- BECKER-ESQUE Tod Dickow joins Charged Particles at the Blue Note.
Bay Area jazz trio Charged Particles are not afraid to plug in and get loud when the occasion calls for it.
For nearly 30 years, the band has engaged in a variety of genre-blending projects marked by elaborate arrangements and fiery performances.
This month, saxophonist Tod Dickow joins Charged Particles for a concert tribute to saxophonist and bandleader Michael Brecker at Blue Note in Napa, July 12.
Founded by Stanford professor and drummer Jon Krosnick, Charged Particles also features keyboardist Murray Low and bassist Aaron Germain. Together, the group covers a broad spectrum of jazz with an emphasis on fusion's heavy doses of synthesizers and amplified instruments.
"Around 1970, Miles Davis, Weather Report and others saw synthesizers and the electric bass as a way to increase the volume, increase the energy and increase the breadth of sounds you had to offer audiences," Krosnick says. "All of a sudden it became very loud and very intense."
These days, Krosnick notes many jazz players have gone back to the acoustic styles popular before 1970, and his aim for Charged Particles is to embrace all of those historic periods and sensibilities into a blend. Low performs on electric keyboards as well as a traditional piano, and Germain switches between electric and standup bass.
"What we want to do is to make sure the audience is engaged and interested and surprised as often as possible," Krosnick says. "We're always looking for how to make the next song different from the last one."
The group also keeps it interesting by joining forces with other performers, as they've done with San Francisco saxophonist Tod Dickow for this upcoming tribute concert to the late Michael Brecker, who passed away in 2007.
"Michael [Brecker] is in the handful of the most important jazz musicians ever," Krosnick says. "He really set a standard for technical excellence, but his brilliant creative ideas and innovative compositions moved the music forward. He was a very important voice for my generation and younger generations of jazz listeners."
Though Brecker's music is rarely found in songbooks, Dickow devoted himself to transcribing his works by listening to archives, and the band's relentless rehearsals have allowed them to perform Brecker's most complex songs with proper precision and musical expression.

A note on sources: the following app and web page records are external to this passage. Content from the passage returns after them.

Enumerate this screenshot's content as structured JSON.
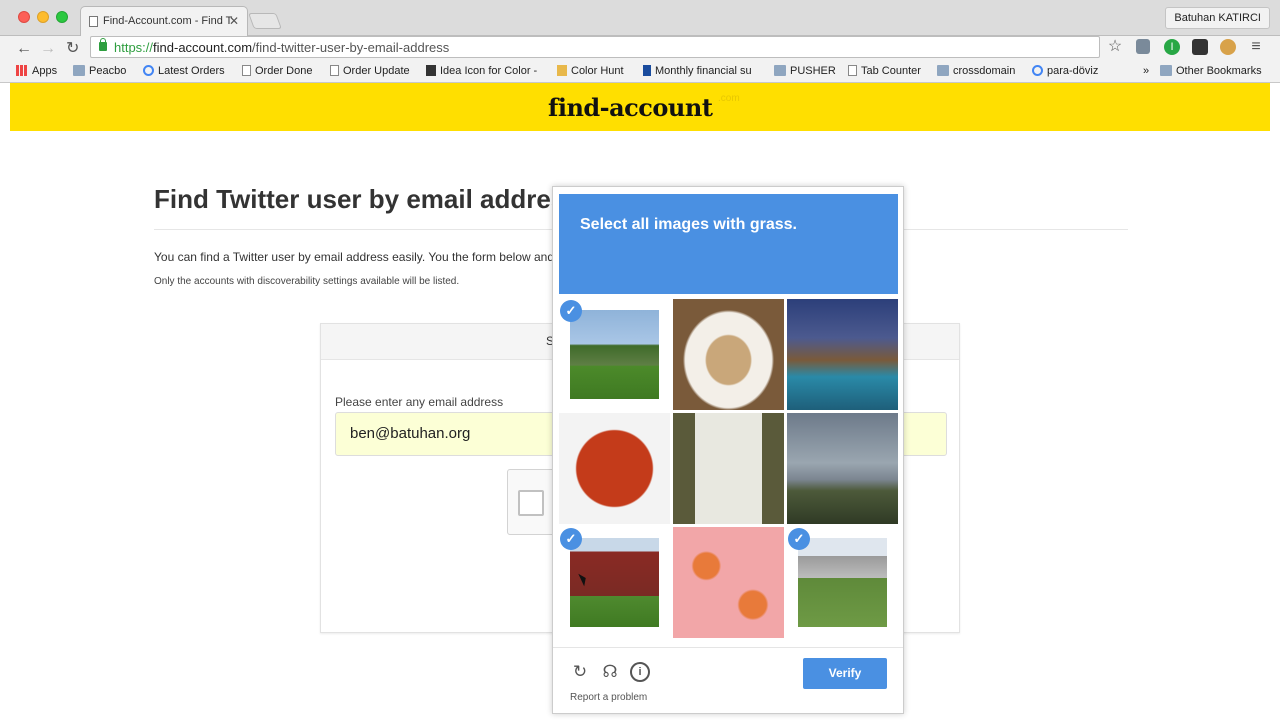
{
  "browser": {
    "tab_title": "Find-Account.com - Find T",
    "profile_name": "Batuhan KATIRCI",
    "url_scheme": "https://",
    "url_host": "find-account.com",
    "url_path": "/find-twitter-user-by-email-address",
    "bookmarks": [
      {
        "label": "Apps",
        "icon": "apps-grid-icon"
      },
      {
        "label": "Peacbo",
        "icon": "folder-icon"
      },
      {
        "label": "Latest Orders",
        "icon": "google-icon"
      },
      {
        "label": "Order Done",
        "icon": "page-icon"
      },
      {
        "label": "Order Update",
        "icon": "page-icon"
      },
      {
        "label": "Idea Icon for Color -",
        "icon": "site-icon"
      },
      {
        "label": "Color Hunt",
        "icon": "site-icon"
      },
      {
        "label": "Monthly financial su",
        "icon": "paypal-icon"
      },
      {
        "label": "PUSHER",
        "icon": "folder-icon"
      },
      {
        "label": "Tab Counter",
        "icon": "page-icon"
      },
      {
        "label": "crossdomain",
        "icon": "folder-icon"
      },
      {
        "label": "para-döviz",
        "icon": "google-icon"
      }
    ],
    "overflow_label": "»",
    "other_bookmarks": "Other Bookmarks"
  },
  "site": {
    "logo": "find-account",
    "logo_suffix": ".com",
    "accent_color": "#ffdf00"
  },
  "main": {
    "heading": "Find Twitter user by email address",
    "intro": "You can find a Twitter user by email address easily. You the form below and sea",
    "note": "Only the accounts with discoverability settings available will be listed.",
    "card_header_fragment": "S",
    "email_label": "Please enter any email address",
    "email_value": "ben@batuhan.org"
  },
  "captcha": {
    "prompt_prefix": "Select all images with ",
    "prompt_keyword": "grass.",
    "accent_color": "#4a90e2",
    "tiles": [
      {
        "subject": "green hill with grass",
        "selected": true
      },
      {
        "subject": "cookies on plate",
        "selected": false
      },
      {
        "subject": "pool at dusk",
        "selected": false
      },
      {
        "subject": "red spiral sausage",
        "selected": false
      },
      {
        "subject": "banquet table",
        "selected": false
      },
      {
        "subject": "river shore",
        "selected": false
      },
      {
        "subject": "barn with grass",
        "selected": true
      },
      {
        "subject": "pink food",
        "selected": false
      },
      {
        "subject": "lawn with buildings",
        "selected": true
      }
    ],
    "reload_icon": "reload-icon",
    "audio_icon": "headphones-icon",
    "info_icon": "info-icon",
    "verify_label": "Verify",
    "report_label": "Report a problem"
  }
}
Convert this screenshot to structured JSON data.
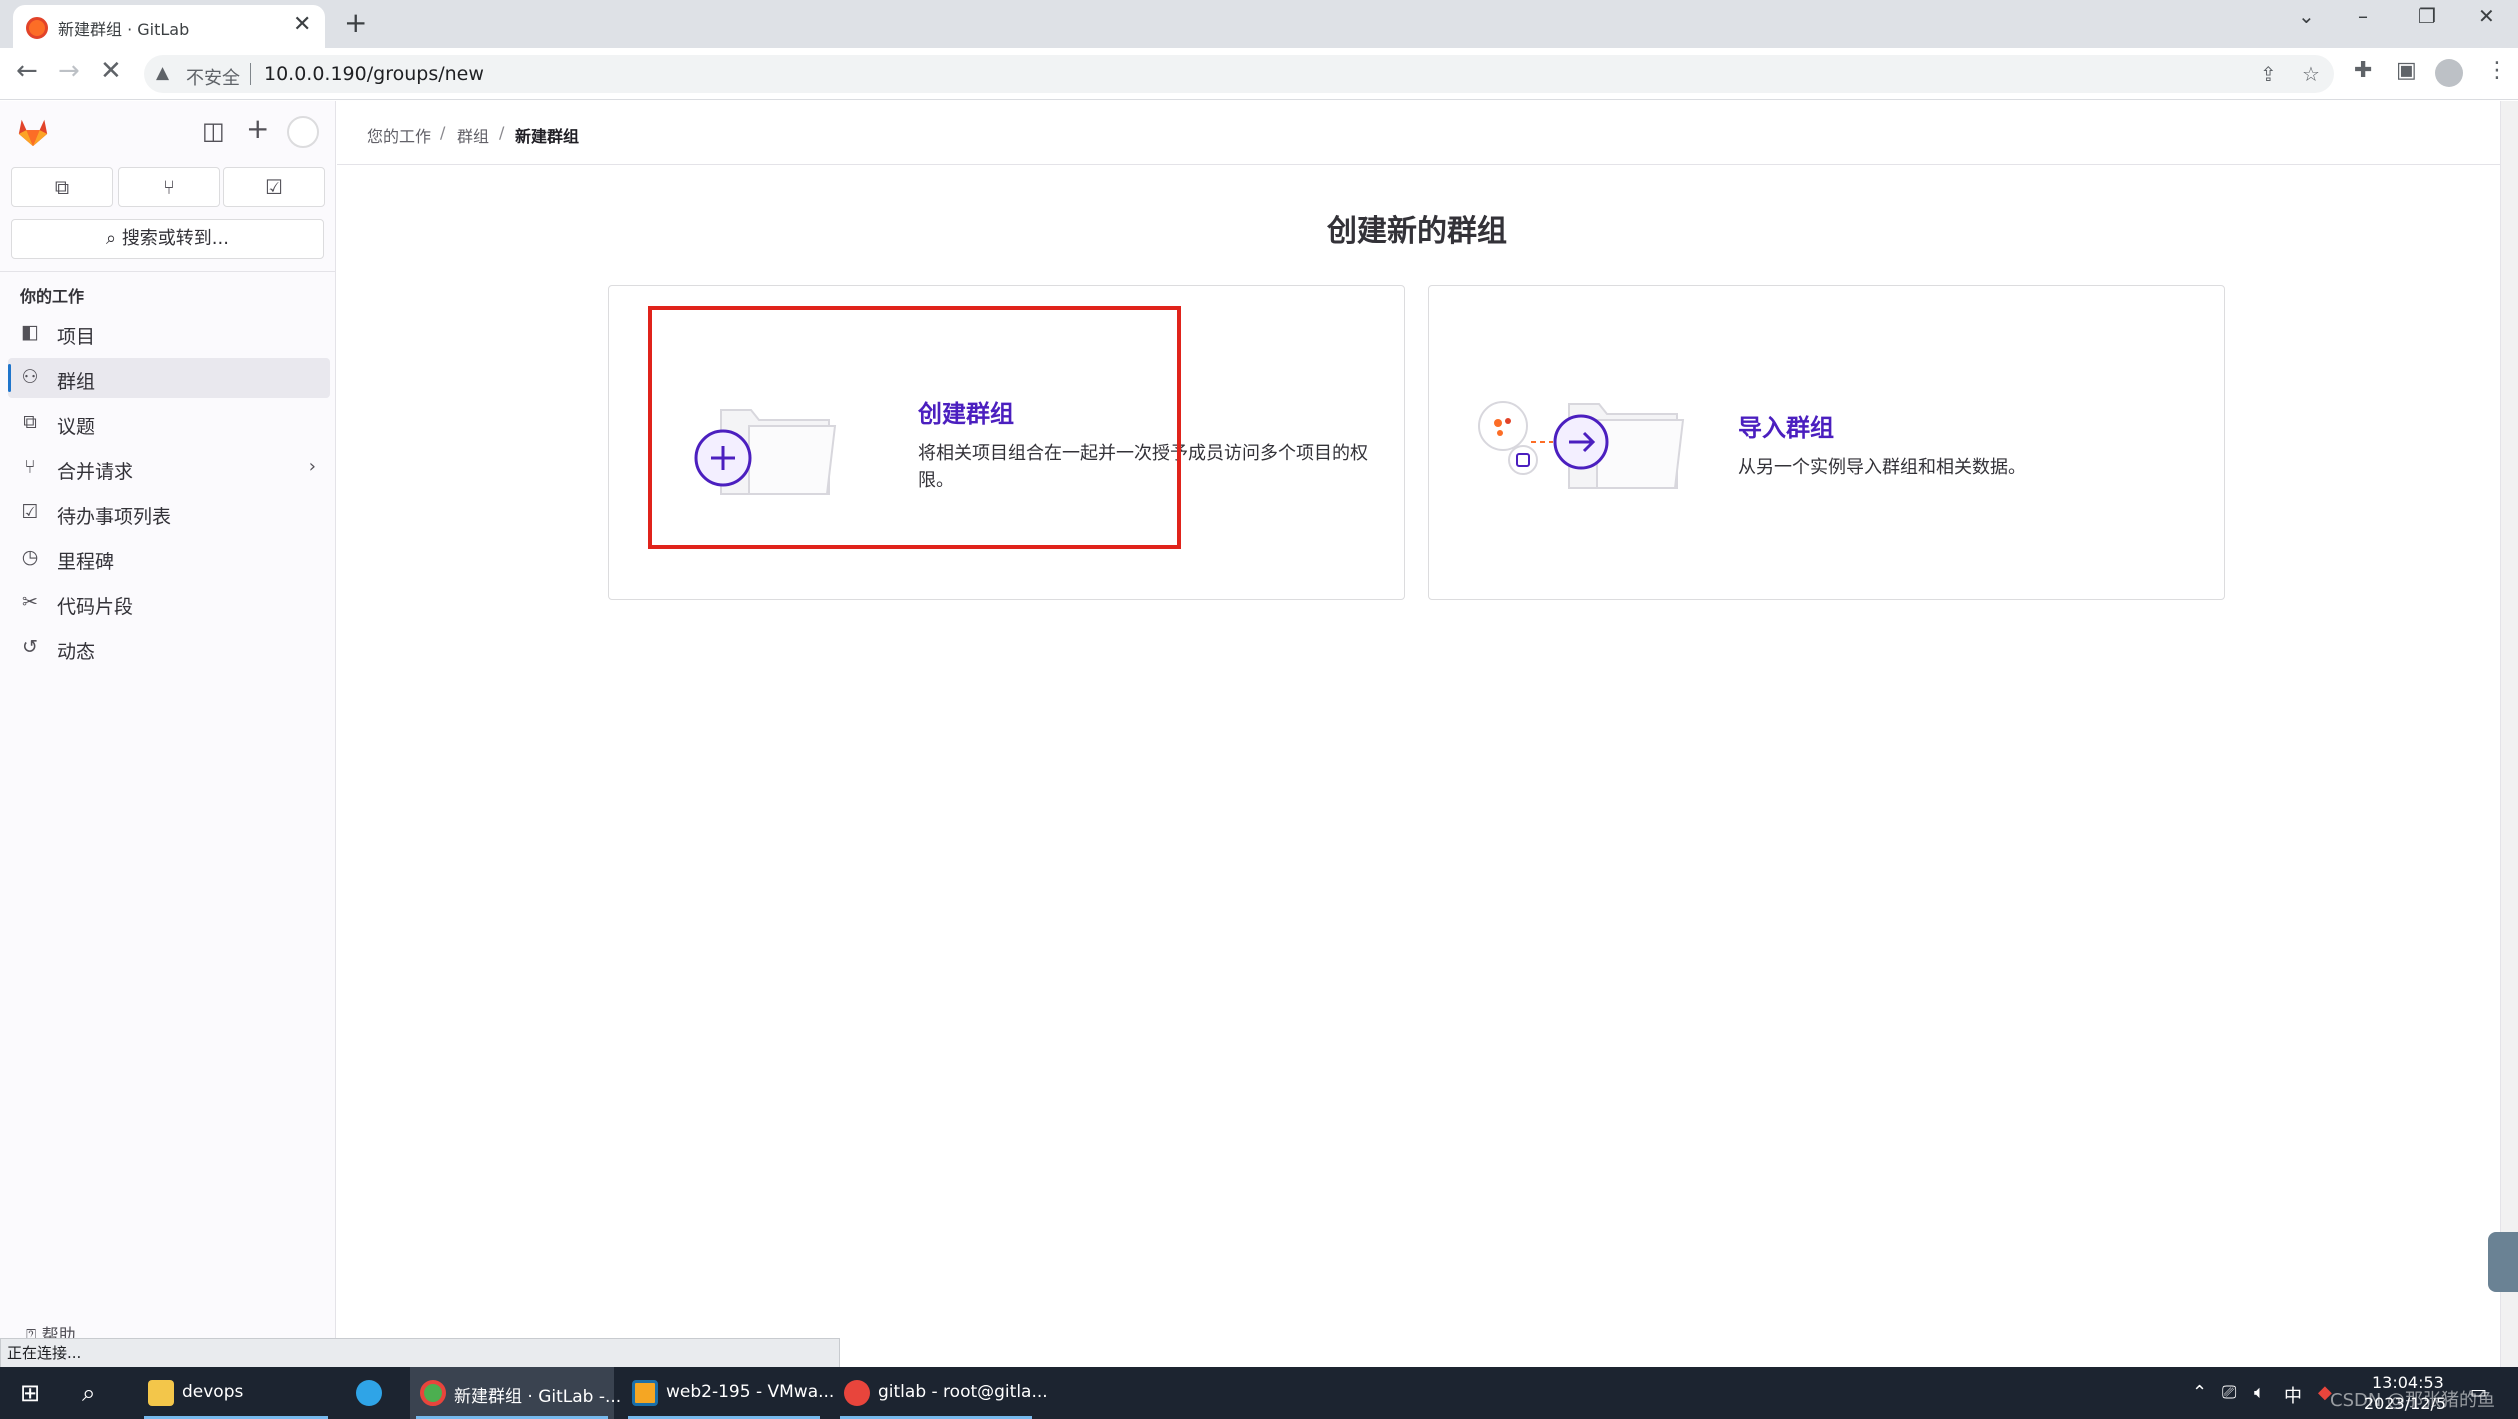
{
  "browser": {
    "tab_title": "新建群组 · GitLab",
    "tab_close": "✕",
    "new_tab": "+",
    "security_label": "不安全",
    "url": "10.0.0.190/groups/new"
  },
  "sidebar": {
    "search_label": "搜索或转到...",
    "section_heading": "你的工作",
    "items": [
      {
        "label": "项目",
        "icon": "project-icon"
      },
      {
        "label": "群组",
        "icon": "group-icon",
        "active": true
      },
      {
        "label": "议题",
        "icon": "issues-icon"
      },
      {
        "label": "合并请求",
        "icon": "merge-request-icon",
        "has_submenu": true
      },
      {
        "label": "待办事项列表",
        "icon": "todo-icon"
      },
      {
        "label": "里程碑",
        "icon": "milestone-icon"
      },
      {
        "label": "代码片段",
        "icon": "snippet-icon"
      },
      {
        "label": "动态",
        "icon": "activity-icon"
      }
    ],
    "help_label": "帮助"
  },
  "breadcrumb": {
    "items": [
      "您的工作",
      "群组",
      "新建群组"
    ],
    "separator": "/"
  },
  "main": {
    "title": "创建新的群组",
    "cards": [
      {
        "title": "创建群组",
        "description": "将相关项目组合在一起并一次授予成员访问多个项目的权限。"
      },
      {
        "title": "导入群组",
        "description": "从另一个实例导入群组和相关数据。"
      }
    ]
  },
  "status_bar": "正在连接...",
  "taskbar": {
    "apps": [
      {
        "label": "devops"
      },
      {
        "label": "新建群组 · GitLab -..."
      },
      {
        "label": "web2-195 - VMwa..."
      },
      {
        "label": "gitlab - root@gitla..."
      }
    ],
    "ime": "中",
    "time": "13:04:53",
    "date": "2023/12/5",
    "watermark": "CSDN @那张猪的鱼"
  },
  "colors": {
    "accent_purple": "#4b1fbf",
    "highlight_red": "#e0231b",
    "active_indicator": "#1f75cb"
  }
}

"We're incredibly excited to bring it to the Blue Note, which I think is a really important chapter for jazz in the Bay Area," Krosnick says. "It's arguably the most important jazz club franchise in the world, and for us to be invited to play there is an honor."